**WORK TO COMPLETE**
Nothing but the pictures may be left out. Restate the rest of the entries word for word.

**DATA EXTRACTS**
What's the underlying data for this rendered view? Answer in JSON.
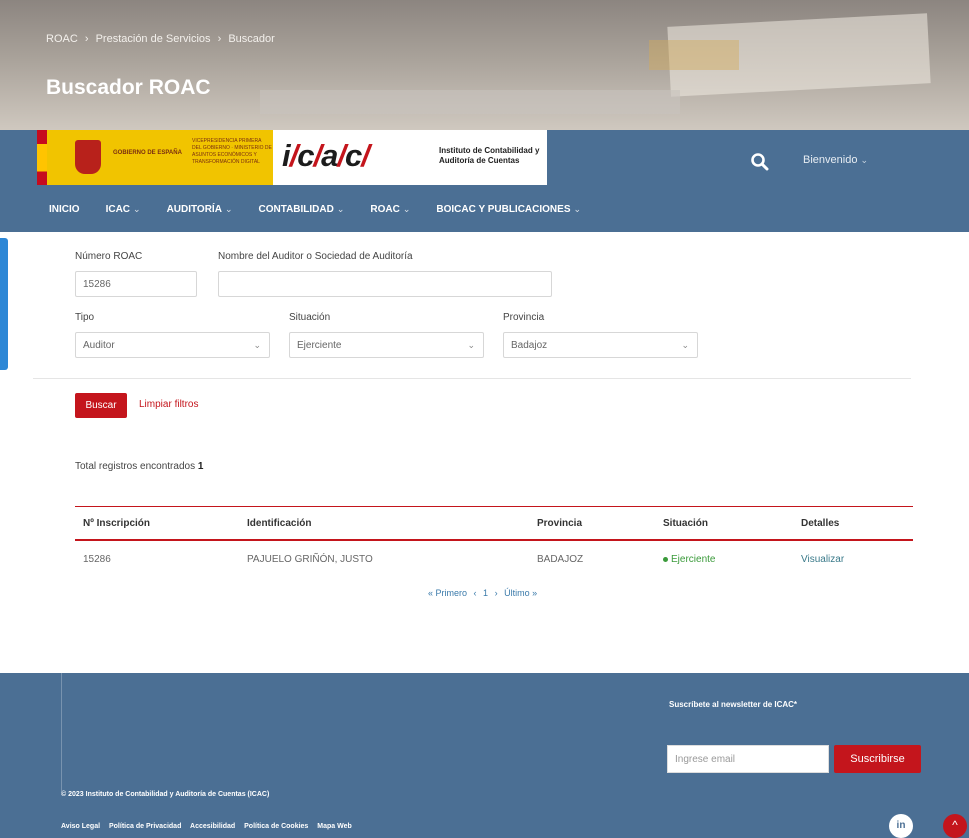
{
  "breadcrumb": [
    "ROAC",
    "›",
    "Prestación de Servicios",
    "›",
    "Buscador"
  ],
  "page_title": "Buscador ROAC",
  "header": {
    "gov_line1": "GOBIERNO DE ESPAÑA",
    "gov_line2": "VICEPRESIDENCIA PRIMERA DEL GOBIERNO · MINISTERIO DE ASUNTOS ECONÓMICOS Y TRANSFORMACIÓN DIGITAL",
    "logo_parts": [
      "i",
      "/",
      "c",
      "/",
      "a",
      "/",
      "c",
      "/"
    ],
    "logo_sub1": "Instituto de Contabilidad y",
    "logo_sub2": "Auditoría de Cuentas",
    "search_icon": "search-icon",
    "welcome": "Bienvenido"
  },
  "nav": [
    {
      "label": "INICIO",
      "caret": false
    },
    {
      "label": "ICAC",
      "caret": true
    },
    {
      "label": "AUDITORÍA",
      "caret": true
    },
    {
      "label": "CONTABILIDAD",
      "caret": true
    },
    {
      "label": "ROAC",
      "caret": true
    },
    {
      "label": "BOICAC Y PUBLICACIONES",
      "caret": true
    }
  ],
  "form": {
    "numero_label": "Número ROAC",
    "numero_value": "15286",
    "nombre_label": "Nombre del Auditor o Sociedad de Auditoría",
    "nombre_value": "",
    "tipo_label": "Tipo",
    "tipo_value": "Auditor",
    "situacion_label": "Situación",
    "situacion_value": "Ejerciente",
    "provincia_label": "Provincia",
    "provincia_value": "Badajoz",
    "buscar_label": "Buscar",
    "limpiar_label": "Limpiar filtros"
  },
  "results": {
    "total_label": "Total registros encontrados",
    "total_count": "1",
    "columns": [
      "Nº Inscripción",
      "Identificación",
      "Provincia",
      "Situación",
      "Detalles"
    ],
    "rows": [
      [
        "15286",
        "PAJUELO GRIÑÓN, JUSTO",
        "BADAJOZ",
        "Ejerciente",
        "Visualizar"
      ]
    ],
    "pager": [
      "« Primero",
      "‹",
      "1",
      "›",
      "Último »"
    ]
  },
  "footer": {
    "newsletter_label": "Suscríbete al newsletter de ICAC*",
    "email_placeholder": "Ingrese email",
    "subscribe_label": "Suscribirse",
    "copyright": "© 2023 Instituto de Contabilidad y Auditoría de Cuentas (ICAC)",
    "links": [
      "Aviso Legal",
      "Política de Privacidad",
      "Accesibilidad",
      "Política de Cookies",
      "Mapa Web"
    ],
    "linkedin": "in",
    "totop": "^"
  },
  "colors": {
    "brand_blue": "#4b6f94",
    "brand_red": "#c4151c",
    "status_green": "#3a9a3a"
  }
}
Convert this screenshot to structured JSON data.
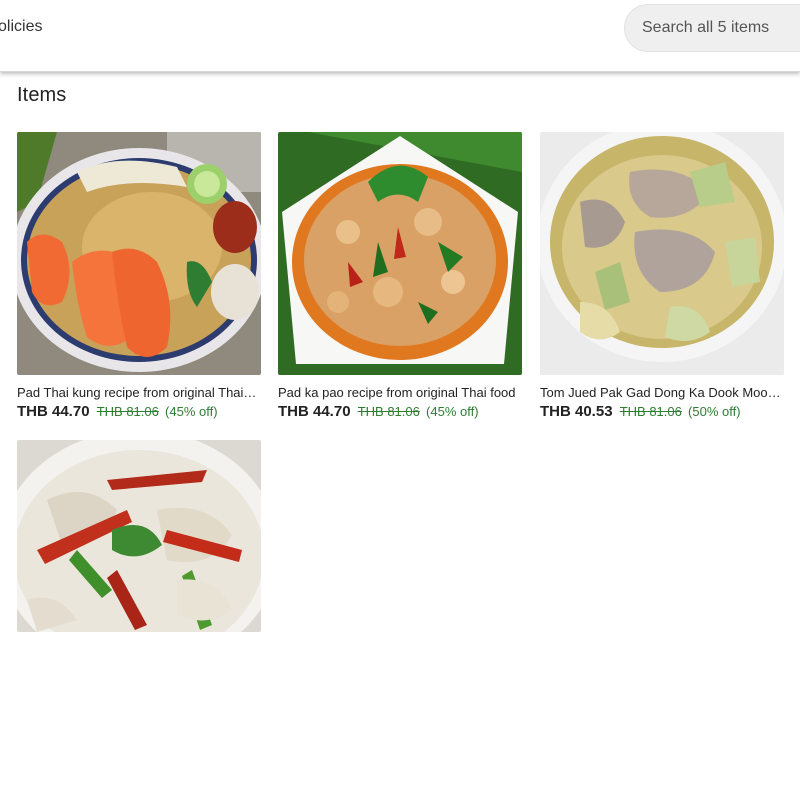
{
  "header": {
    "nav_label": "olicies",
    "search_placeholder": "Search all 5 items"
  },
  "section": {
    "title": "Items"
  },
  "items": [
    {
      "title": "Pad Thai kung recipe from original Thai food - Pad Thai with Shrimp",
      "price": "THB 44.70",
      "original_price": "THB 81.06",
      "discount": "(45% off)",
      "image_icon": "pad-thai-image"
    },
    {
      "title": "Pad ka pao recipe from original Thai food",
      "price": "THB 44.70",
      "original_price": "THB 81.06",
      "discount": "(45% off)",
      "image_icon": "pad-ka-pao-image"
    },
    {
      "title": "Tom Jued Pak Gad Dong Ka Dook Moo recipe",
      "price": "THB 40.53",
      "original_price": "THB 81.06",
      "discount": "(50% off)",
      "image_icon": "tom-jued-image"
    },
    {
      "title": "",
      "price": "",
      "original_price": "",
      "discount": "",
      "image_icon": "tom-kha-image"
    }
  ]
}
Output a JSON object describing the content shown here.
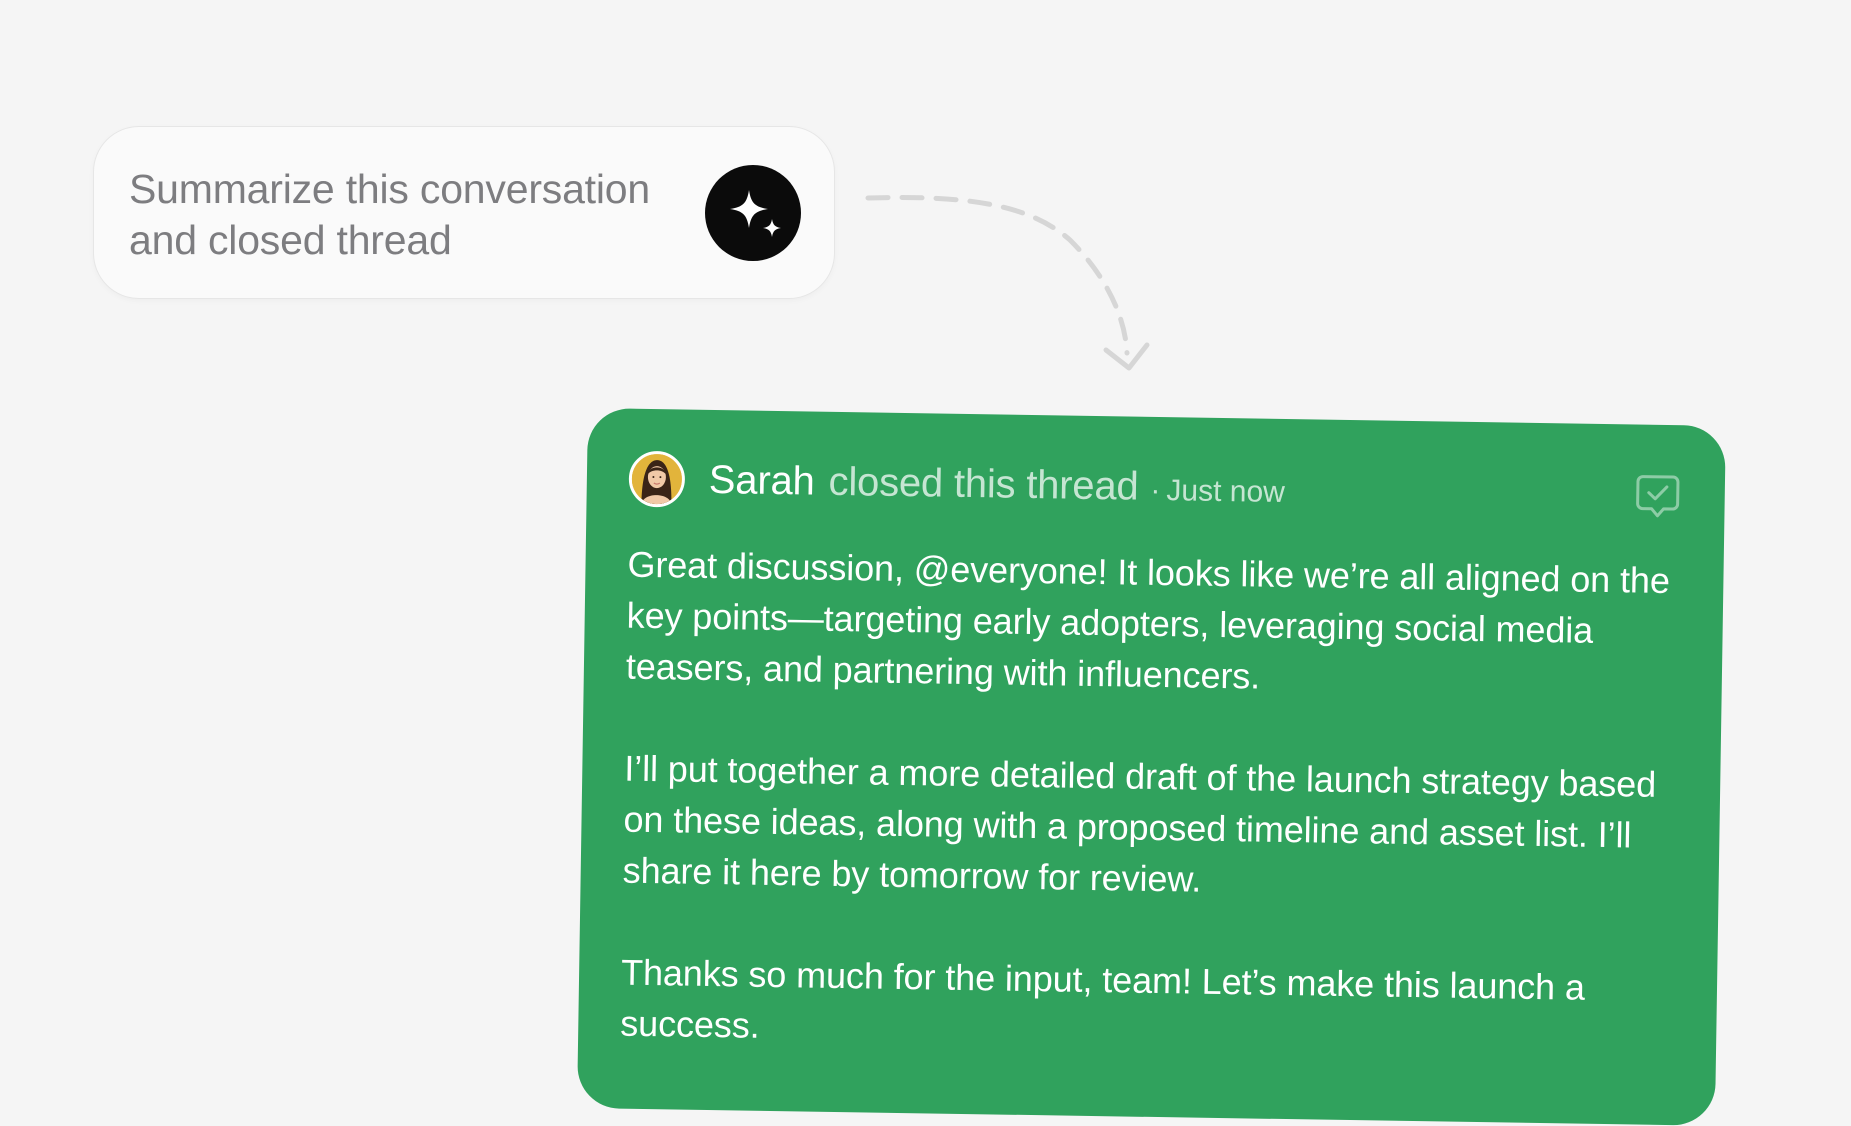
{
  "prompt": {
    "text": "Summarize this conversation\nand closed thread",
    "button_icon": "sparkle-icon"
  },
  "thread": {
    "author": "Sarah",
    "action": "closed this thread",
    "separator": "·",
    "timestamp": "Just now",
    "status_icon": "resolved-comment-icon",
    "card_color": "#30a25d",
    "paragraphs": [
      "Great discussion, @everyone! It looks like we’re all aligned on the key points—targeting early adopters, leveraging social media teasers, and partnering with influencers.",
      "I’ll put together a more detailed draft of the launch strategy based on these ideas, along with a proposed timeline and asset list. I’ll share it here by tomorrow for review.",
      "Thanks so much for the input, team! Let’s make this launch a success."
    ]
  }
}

**FINISHED EXERCISE**
What's the underlying data for this rendered view? Answer in JSON.
{
  "breadcrumb": [
    "ROAC",
    "›",
    "Prestación de Servicios",
    "›",
    "Buscador"
  ],
  "page_title": "Buscador ROAC",
  "header": {
    "gov_line1": "GOBIERNO DE ESPAÑA",
    "gov_line2": "VICEPRESIDENCIA PRIMERA DEL GOBIERNO · MINISTERIO DE ASUNTOS ECONÓMICOS Y TRANSFORMACIÓN DIGITAL",
    "logo_parts": [
      "i",
      "/",
      "c",
      "/",
      "a",
      "/",
      "c",
      "/"
    ],
    "logo_sub1": "Instituto de Contabilidad y",
    "logo_sub2": "Auditoría de Cuentas",
    "search_icon": "search-icon",
    "welcome": "Bienvenido"
  },
  "nav": [
    {
      "label": "INICIO",
      "caret": false
    },
    {
      "label": "ICAC",
      "caret": true
    },
    {
      "label": "AUDITORÍA",
      "caret": true
    },
    {
      "label": "CONTABILIDAD",
      "caret": true
    },
    {
      "label": "ROAC",
      "caret": true
    },
    {
      "label": "BOICAC Y PUBLICACIONES",
      "caret": true
    }
  ],
  "form": {
    "numero_label": "Número ROAC",
    "numero_value": "15286",
    "nombre_label": "Nombre del Auditor o Sociedad de Auditoría",
    "nombre_value": "",
    "tipo_label": "Tipo",
    "tipo_value": "Auditor",
    "situacion_label": "Situación",
    "situacion_value": "Ejerciente",
    "provincia_label": "Provincia",
    "provincia_value": "Badajoz",
    "buscar_label": "Buscar",
    "limpiar_label": "Limpiar filtros"
  },
  "results": {
    "total_label": "Total registros encontrados",
    "total_count": "1",
    "columns": [
      "Nº Inscripción",
      "Identificación",
      "Provincia",
      "Situación",
      "Detalles"
    ],
    "rows": [
      [
        "15286",
        "PAJUELO GRIÑÓN, JUSTO",
        "BADAJOZ",
        "Ejerciente",
        "Visualizar"
      ]
    ],
    "pager": [
      "« Primero",
      "‹",
      "1",
      "›",
      "Último »"
    ]
  },
  "footer": {
    "newsletter_label": "Suscríbete al newsletter de ICAC*",
    "email_placeholder": "Ingrese email",
    "subscribe_label": "Suscribirse",
    "copyright": "© 2023 Instituto de Contabilidad y Auditoría de Cuentas (ICAC)",
    "links": [
      "Aviso Legal",
      "Política de Privacidad",
      "Accesibilidad",
      "Política de Cookies",
      "Mapa Web"
    ],
    "linkedin": "in",
    "totop": "^"
  },
  "colors": {
    "brand_blue": "#4b6f94",
    "brand_red": "#c4151c",
    "status_green": "#3a9a3a"
  }
}
Convert this screenshot to structured JSON data.
{
  "header": {
    "nav_label": "olicies",
    "search_placeholder": "Search all 5 items"
  },
  "section": {
    "title": "Items"
  },
  "items": [
    {
      "title": "Pad Thai kung recipe from original Thai food - Pad Thai with Shrimp",
      "price": "THB 44.70",
      "original_price": "THB 81.06",
      "discount": "(45% off)",
      "image_icon": "pad-thai-image"
    },
    {
      "title": "Pad ka pao recipe from original Thai food",
      "price": "THB 44.70",
      "original_price": "THB 81.06",
      "discount": "(45% off)",
      "image_icon": "pad-ka-pao-image"
    },
    {
      "title": "Tom Jued Pak Gad Dong Ka Dook Moo recipe",
      "price": "THB 40.53",
      "original_price": "THB 81.06",
      "discount": "(50% off)",
      "image_icon": "tom-jued-image"
    },
    {
      "title": "",
      "price": "",
      "original_price": "",
      "discount": "",
      "image_icon": "tom-kha-image"
    }
  ]
}
Output a JSON object describing the content shown here.
{
  "prompt": {
    "text": "Summarize this conversation\nand closed thread",
    "button_icon": "sparkle-icon"
  },
  "thread": {
    "author": "Sarah",
    "action": "closed this thread",
    "separator": "·",
    "timestamp": "Just now",
    "status_icon": "resolved-comment-icon",
    "card_color": "#30a25d",
    "paragraphs": [
      "Great discussion, @everyone! It looks like we’re all aligned on the key points—targeting early adopters, leveraging social media teasers, and partnering with influencers.",
      "I’ll put together a more detailed draft of the launch strategy based on these ideas, along with a proposed timeline and asset list. I’ll share it here by tomorrow for review.",
      "Thanks so much for the input, team! Let’s make this launch a success."
    ]
  }
}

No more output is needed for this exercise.